Unionist

Ken Burch wrote:

How could any leftist in Quebec STILL vote PQ after the arrogant way the PQ chair treated Amir Khadir and the arse-kissing he bestowed upon Bouchard? 

Yes - many people are asking variations of that very question these days!

Unionist

Amir was amazing.

Lucien Bouchard appeared in front of a National Assembly committee as a witness on behalf of the Québec Gas and Petroleum Association - which he chairs as a full-time lobbyist. He has been pushing for shale gas exploration, in the face of growing and effective mass popular opposition, which led to a sort of moratorium after publication of a government-sponsored report a few months back (all discussed here on babble). This time, Bouchard is "demanding" compensation for the oil and gas barons - for lost profits!

Amir Khadir calmly began his allotted time by expressing his "disappointment" that Bouchard, a former premier and alleged Québec patriot and sovereignist, not only participated in the privatization of SOQUIP (created in 1969 as a government-owned exploration company), but was now in the pay of foreign interests seeking to despoil Québec's assets. Khadir and QS have been leaders in the shale gas mobilization, besides calling for environmentally sustainable exploitation of Québec's resources by and for Quebeckers, not private or foreign interests.

Bouchard exploded. He attacked Khadir, ridiculing him, saying he hadn't come here to have "moral judgments" passed on him. The smug PQ chair of the committee sided with Bouchard and tried to interrupt and stop Khadir, who was following all the rules. When Bouchard used up his time, the Liberal resource minister graciously gave him some of her own speaking time to continue his neo-liberal rant.

It's been all over the media - along with the William and Kate stuff. I wish I could summarize it all or point to some decent English-language stories (nothing but crap in Maclean's and the Gazette etc. and some business papers).

What it comes down to is right vs. left - the interests of the people vs. the interests of the exploiters and the wealthy. And it has cut a right-left swath through the "sovereignist" ranks. Tonnes of favourable commentary has (rather surprisingly to my view) come forward for Khadir. Even PQ sympathizers have commented on media websites, saying they're tired of the PQ being indistinguishable from the Liberals.
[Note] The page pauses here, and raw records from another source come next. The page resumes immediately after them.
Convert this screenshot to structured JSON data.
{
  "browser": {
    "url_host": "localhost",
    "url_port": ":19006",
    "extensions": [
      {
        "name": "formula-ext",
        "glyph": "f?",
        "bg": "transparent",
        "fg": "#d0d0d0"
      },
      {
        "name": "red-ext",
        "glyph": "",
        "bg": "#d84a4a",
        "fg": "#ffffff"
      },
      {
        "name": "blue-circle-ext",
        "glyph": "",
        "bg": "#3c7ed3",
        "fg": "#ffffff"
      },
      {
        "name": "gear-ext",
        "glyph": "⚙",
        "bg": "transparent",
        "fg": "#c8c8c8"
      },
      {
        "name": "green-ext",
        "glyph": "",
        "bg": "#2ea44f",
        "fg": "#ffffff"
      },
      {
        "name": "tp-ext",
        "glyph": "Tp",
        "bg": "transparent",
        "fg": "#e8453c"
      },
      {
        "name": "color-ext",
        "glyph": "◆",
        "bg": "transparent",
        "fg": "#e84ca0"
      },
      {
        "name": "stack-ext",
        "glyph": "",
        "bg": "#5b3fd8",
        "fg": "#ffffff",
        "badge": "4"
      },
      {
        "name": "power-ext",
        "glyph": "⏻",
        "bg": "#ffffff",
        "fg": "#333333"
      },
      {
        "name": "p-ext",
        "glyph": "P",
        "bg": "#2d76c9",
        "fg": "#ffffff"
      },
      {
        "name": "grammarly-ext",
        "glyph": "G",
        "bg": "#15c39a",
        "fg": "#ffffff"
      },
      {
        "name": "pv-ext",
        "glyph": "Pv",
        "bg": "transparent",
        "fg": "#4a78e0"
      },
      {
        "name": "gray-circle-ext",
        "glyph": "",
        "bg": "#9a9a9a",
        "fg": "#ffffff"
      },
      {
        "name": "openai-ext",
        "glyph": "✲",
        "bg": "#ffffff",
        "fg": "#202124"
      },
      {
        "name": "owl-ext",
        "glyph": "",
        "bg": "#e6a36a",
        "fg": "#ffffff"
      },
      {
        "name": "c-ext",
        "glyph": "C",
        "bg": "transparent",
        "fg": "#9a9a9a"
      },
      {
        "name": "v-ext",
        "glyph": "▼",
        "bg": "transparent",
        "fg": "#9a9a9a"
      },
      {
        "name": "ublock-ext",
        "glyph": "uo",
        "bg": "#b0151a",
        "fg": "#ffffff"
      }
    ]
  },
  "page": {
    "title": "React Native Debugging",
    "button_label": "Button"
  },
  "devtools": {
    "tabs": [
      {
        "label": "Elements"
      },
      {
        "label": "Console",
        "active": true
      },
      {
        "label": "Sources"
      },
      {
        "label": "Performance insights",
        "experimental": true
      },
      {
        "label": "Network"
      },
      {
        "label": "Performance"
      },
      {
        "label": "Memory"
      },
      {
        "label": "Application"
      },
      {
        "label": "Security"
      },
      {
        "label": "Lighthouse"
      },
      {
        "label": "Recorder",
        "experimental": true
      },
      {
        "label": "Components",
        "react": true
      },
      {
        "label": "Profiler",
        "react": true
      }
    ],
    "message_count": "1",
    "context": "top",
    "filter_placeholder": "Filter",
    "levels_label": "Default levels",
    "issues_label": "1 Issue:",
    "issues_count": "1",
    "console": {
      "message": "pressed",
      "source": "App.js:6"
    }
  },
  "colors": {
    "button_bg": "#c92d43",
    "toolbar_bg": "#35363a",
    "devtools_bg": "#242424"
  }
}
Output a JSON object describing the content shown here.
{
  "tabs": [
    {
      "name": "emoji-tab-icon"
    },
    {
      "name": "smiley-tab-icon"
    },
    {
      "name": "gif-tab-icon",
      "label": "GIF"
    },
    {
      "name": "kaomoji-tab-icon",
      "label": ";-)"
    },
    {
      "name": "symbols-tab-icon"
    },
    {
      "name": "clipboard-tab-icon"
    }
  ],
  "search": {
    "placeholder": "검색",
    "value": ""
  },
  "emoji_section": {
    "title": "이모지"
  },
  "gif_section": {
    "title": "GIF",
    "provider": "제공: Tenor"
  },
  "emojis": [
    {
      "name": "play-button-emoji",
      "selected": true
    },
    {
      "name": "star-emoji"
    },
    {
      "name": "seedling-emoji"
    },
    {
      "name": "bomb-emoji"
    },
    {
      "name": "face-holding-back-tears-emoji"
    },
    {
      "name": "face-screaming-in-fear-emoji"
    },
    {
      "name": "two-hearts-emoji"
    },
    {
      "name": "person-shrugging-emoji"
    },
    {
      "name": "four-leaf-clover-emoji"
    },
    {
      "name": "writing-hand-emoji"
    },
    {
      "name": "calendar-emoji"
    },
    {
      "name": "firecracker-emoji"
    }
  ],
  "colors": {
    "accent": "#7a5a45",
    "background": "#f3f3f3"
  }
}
Here's a fine piece by Josée Legault, which pulls both incidents together nicely - and ridicules those who consider Lucien Bouchard, and the royals, to be "untouchable":

[url=http://www.voir.ca/blogs/jose_legault/archive/2011/06/01/les-nouveaux-in... nouveaux intouchables[/url]

Of course, those who think politics is all about fitting right in with bankers' cocktail parties will find fault with Khadir's style - and that's just great. Ordinary folks are speaking out and saying - "It's high time!"

[url=http://www.assnat.qc.ca/fr/video-audio/AudioVideo-36451.html]Here's the video[/url] of the full confrontation, and [url=http://www.assnat.qc.ca/fr/travaux-parlementaires/commissions/capern-39-...'s a transcript[/url].

Go Amir! Go QS!!

Boom Boom Boom Boom's picture

One would hope QS will take votes from both the Quebec Liberals and the PQ. I'd love to see QS hold the balance of power in a minority govt.

Anonymouse

I would not cry if either the Greens or QS ate the other parties' lunch in the next election.

Anonymouse

Just watched the video, way to go Amir Khadir! What disappointing behaviour by the others.

Boom Boom Boom Boom's picture

Unionist wrote:

Bouchard exploded. He attacked Khadir, ridiculing him, saying he hadn't come here to have "moral judgments" passed on him. The smug PQ chair of the committee sided with Bouchard and tried to interrupt and stop Khadir, who was following all the rules. When Bouchard used up his time, the Liberal resource minister graciously gave him some of her own speaking time to continue his neo-liberal rant.

If there was any doubt before, it's erased now - Bouchard is a right wing prick.

Boom Boom Boom Boom's picture

Unionist wrote:
 This time, Bouchard is "demanding" compensation for the oil and gas barons - for lost profits!

I hope someone told that prick to take a hike.